Compared to most phone boxes of old the box is... tiny. Just larger than the phone and deep enough for the phone, some bits of paper and a microusb cable... and that's all it ships with. No headset, no charger. A good thing, to my mind, and keeps costs down.
On the software front it really is quite clean Android. Not 100%, however. The differences I've noticed in a brief play are:
* Telco name appears in the top left of the notification bar, a'la iOS, though the signal strength and wifi icons are on the usual Android right hand side. The "H" next to cell signal for HSPA appears to be larger than on an N4, N5 or N7, which would made sense with the narrower screen.
* Extra apps, "Assist" which claims to do various automation for you like mute your phone in meetings. I haven't tried it, I use Tasker. "Motorola Migrate" which claims to move "text messages, call history, SIM contacts, media, volume & screen brightness" over from your old phone. You install the app from the Play Store onto your old phone and it looks like it uses adhoc wifi to migrate data. M used this to transfer those things over from her old phone without any assistance from me so for the limited dataset it transfers it does work fine. "Moto Care" to get help get support and "FM Radio".
* ASOP Android keyboard rather than core Android Keyboard. This seems a little odd but it's not much different in practice and you can install the core Android Keyboard from the Play Store (which now lets you switch to Blue again in the advanced settings).
* The Camera app is a little simpler than the equivalent on Nexus devices. Does HDR and panoramas but no sign of photospheres. Configuration is easier.
* A few settings changes. More APNs by default (it has giffgaff's APN installed which the N4 and N5 didn't). A few extra ringtones/notification sounds, as expected (but the default ringtone is just... odd). In "Battery" it has an extra on/off for "Battery saver" without any explanation on the phone or on paper as to what it does (nor can I find information about it online in a brief scan). System updates brings up a popup saying the device is up to date rather than the Nexus screen with a check now button. Developer options, etc, appear as normal.
* "Protect your phone", which seems to be the Motorola version of Android Device Manager. The general Android version works too.
Performance is fast enough to run the somewhat CPU taxing game I tested, feels responsive and quite quick though I expect it won't cope as well with a bunch of background tasks since it only has 1Gb of RAM.
Bootloader is unlockable via the same method other manufacturers have used, get a code from the bootloader which you enter at Motorola's website and it returns a code to pass back to the bootloader. When unlocked it shows an annoying warning message as a logo before the boot animation kicks in but this can be replaced with fastboot. This model is not SIM locked (generic UK retail version) but some UK telcos are apparently selling SIM locked versions. SIM unlock codes are selling online for about 2 pounds so the cheap Tesco mobile SIM locked models have been selling well.

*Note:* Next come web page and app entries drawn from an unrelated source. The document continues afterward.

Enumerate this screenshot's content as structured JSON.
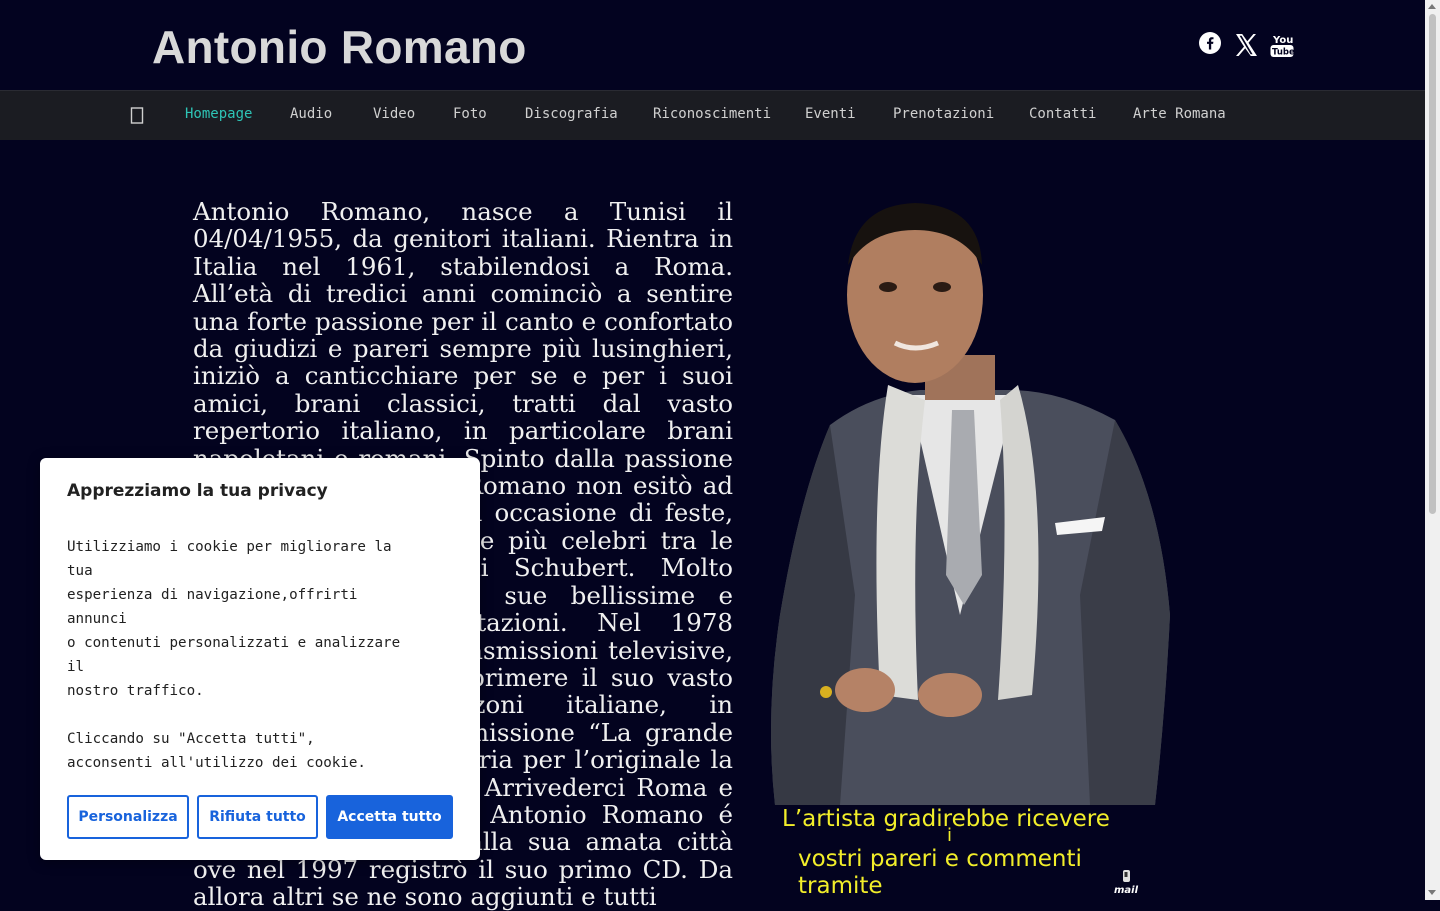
{
  "header": {
    "site_title": "Antonio Romano",
    "social": [
      "facebook-icon",
      "x-icon",
      "youtube-icon"
    ],
    "youtube_text_top": "You",
    "youtube_text_bottom": "Tube"
  },
  "nav": {
    "home_icon": "home-icon",
    "items": [
      {
        "label": "Homepage",
        "active": true
      },
      {
        "label": "Audio"
      },
      {
        "label": "Video"
      },
      {
        "label": "Foto"
      },
      {
        "label": "Discografia"
      },
      {
        "label": "Riconoscimenti"
      },
      {
        "label": "Eventi"
      },
      {
        "label": "Prenotazioni"
      },
      {
        "label": "Contatti"
      },
      {
        "label": "Arte Romana"
      }
    ]
  },
  "main": {
    "bio": "Antonio Romano, nasce a Tunisi il 04/04/1955, da genitori italiani. Rientra in Italia nel 1961, stabilendosi a Roma. All’età di tredici anni cominciò a sentire una forte passione per il canto e confortato da giudizi e pareri sempre più lusinghieri, iniziò a canticchiare per se e per i suoi amici, brani classici, tratti dal vasto repertorio italiano, in particolare brani napoletani e romani. Spinto dalla passione per il canto, Antonio Romano non esitò ad esibirsi in pubblico, in occasione di feste, cantando anche le arie più celebri tra le quali l’Ave Maria di Schubert. Molto apprezzate furono le sue bellissime e coinvolgenti interpretazioni. Nel 1978 partecipò a diverse trasmissioni televisive, ove ebbe modo di esprimere il suo vasto repertorio di canzoni italiane, in particolare nella trasmissione “La grande occasione” colpì la giuria per l’originale la sua interpretazione di Arrivederci Roma e di altri brani romani. Antonio Romano é sempre stato legato alla sua amata città ove nel 1997 registrò il suo primo CD. Da allora altri se ne sono aggiunti e tutti",
    "contact_line1": "L’artista gradirebbe ricevere",
    "contact_line1b": "i",
    "contact_line2": "vostri pareri e commenti",
    "contact_line3": "tramite",
    "mail_icon_label": "mail",
    "colors": {
      "background": "#03031f",
      "accent": "#2ec4b6",
      "contact_text": "#f2ee2a"
    }
  },
  "cookie": {
    "title": "Apprezziamo la tua privacy",
    "body1_l1": "Utilizziamo i cookie per migliorare la",
    "body1_l2": "tua",
    "body1_l3": "esperienza di navigazione,offrirti",
    "body1_l4": "annunci",
    "body1_l5": "o contenuti personalizzati e analizzare",
    "body1_l6": "il",
    "body1_l7": "nostro traffico.",
    "body2_l1": "Cliccando su \"Accetta tutti\",",
    "body2_l2": "acconsenti all'utilizzo dei cookie.",
    "btn_customize": "Personalizza",
    "btn_reject": "Rifiuta tutto",
    "btn_accept": "Accetta tutto",
    "colors": {
      "primary": "#1863dc"
    }
  }
}
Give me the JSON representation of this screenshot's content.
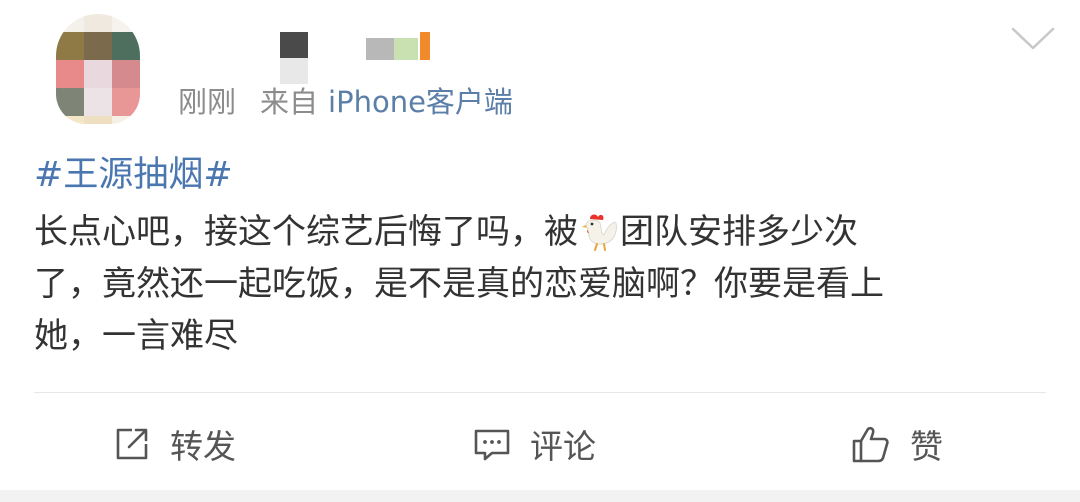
{
  "post": {
    "time": "刚刚",
    "from_label": "来自",
    "source": "iPhone客户端",
    "hashtag": "#王源抽烟#",
    "content_lines": [
      {
        "before": "长点心吧，接这个综艺后悔了吗，被",
        "after": "团队安排多少次"
      },
      "了，竟然还一起吃饭，是不是真的恋爱脑啊？你要是看上",
      "她，一言难尽"
    ],
    "emoji": "rooster"
  },
  "actions": {
    "repost": "转发",
    "comment": "评论",
    "like": "赞"
  },
  "colors": {
    "link": "#4a77b0",
    "source": "#5b7fa8",
    "meta": "#8c8c8c",
    "text": "#333333",
    "action": "#555555"
  },
  "icons": {
    "menu": "chevron-down-icon",
    "repost": "share-icon",
    "comment": "comment-icon",
    "like": "thumbs-up-icon"
  },
  "privacy": "avatar and username pixelated"
}
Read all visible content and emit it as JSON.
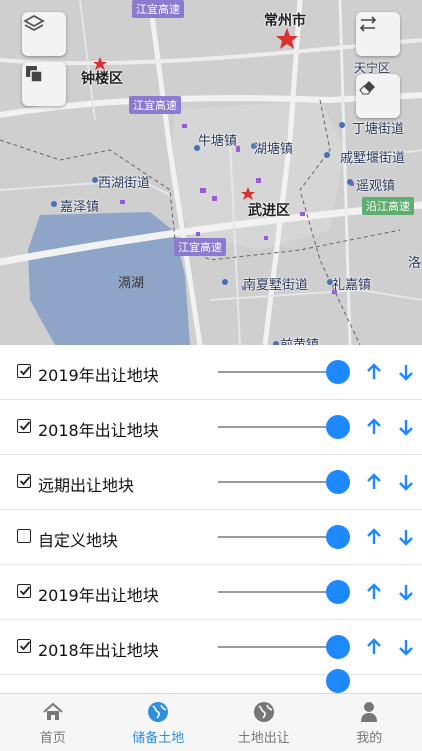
{
  "map": {
    "places": {
      "changzhou": "常州市",
      "zhonglou": "钟楼区",
      "tianning": "天宁区",
      "jiangyi_top": "江宜高速",
      "jiangyi_mid": "江宜高速",
      "jiangyi_low": "江宜高速",
      "niutang": "牛塘镇",
      "hutang": "湖塘镇",
      "dingtang": "丁塘街道",
      "qishuyan": "戚墅堰街道",
      "yaoguan": "遥观镇",
      "xihu": "西湖街道",
      "jiaze": "嘉泽镇",
      "wujin": "武进区",
      "yanjiang": "沿江高速",
      "lake": "滆湖",
      "nanxiashu": "南夏墅街道",
      "lihe": "礼嘉镇",
      "luo": "洛",
      "qianhuang": "前黄镇"
    },
    "buttons": [
      "layers-icon",
      "copy-icon",
      "swap-icon",
      "eraser-icon"
    ]
  },
  "layers": [
    {
      "label": "2019年出让地块",
      "checked": true,
      "opacity": 1.0
    },
    {
      "label": "2018年出让地块",
      "checked": true,
      "opacity": 1.0
    },
    {
      "label": "远期出让地块",
      "checked": true,
      "opacity": 1.0
    },
    {
      "label": "自定义地块",
      "checked": false,
      "opacity": 1.0
    },
    {
      "label": "2019年出让地块",
      "checked": true,
      "opacity": 1.0
    },
    {
      "label": "2018年出让地块",
      "checked": true,
      "opacity": 1.0
    }
  ],
  "tabs": [
    {
      "label": "首页",
      "icon": "home-icon",
      "active": false
    },
    {
      "label": "储备土地",
      "icon": "globe-icon",
      "active": true
    },
    {
      "label": "土地出让",
      "icon": "globe-icon",
      "active": false
    },
    {
      "label": "我的",
      "icon": "user-icon",
      "active": false
    }
  ],
  "colors": {
    "accent": "#1e88ff",
    "tab_active": "#2f8fd8",
    "tab_inactive": "#777777",
    "map_bg": "#cfcfcf",
    "lake": "#8fa5c8",
    "road_badge": "#8a7bd1"
  }
}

Overall it seems like really good value for money and a very usable device. Good range of 3G frequencies for HSPA+ (though it doesn't do the fastest HSPA speeds) and no LTE keep both the price down and battery life up.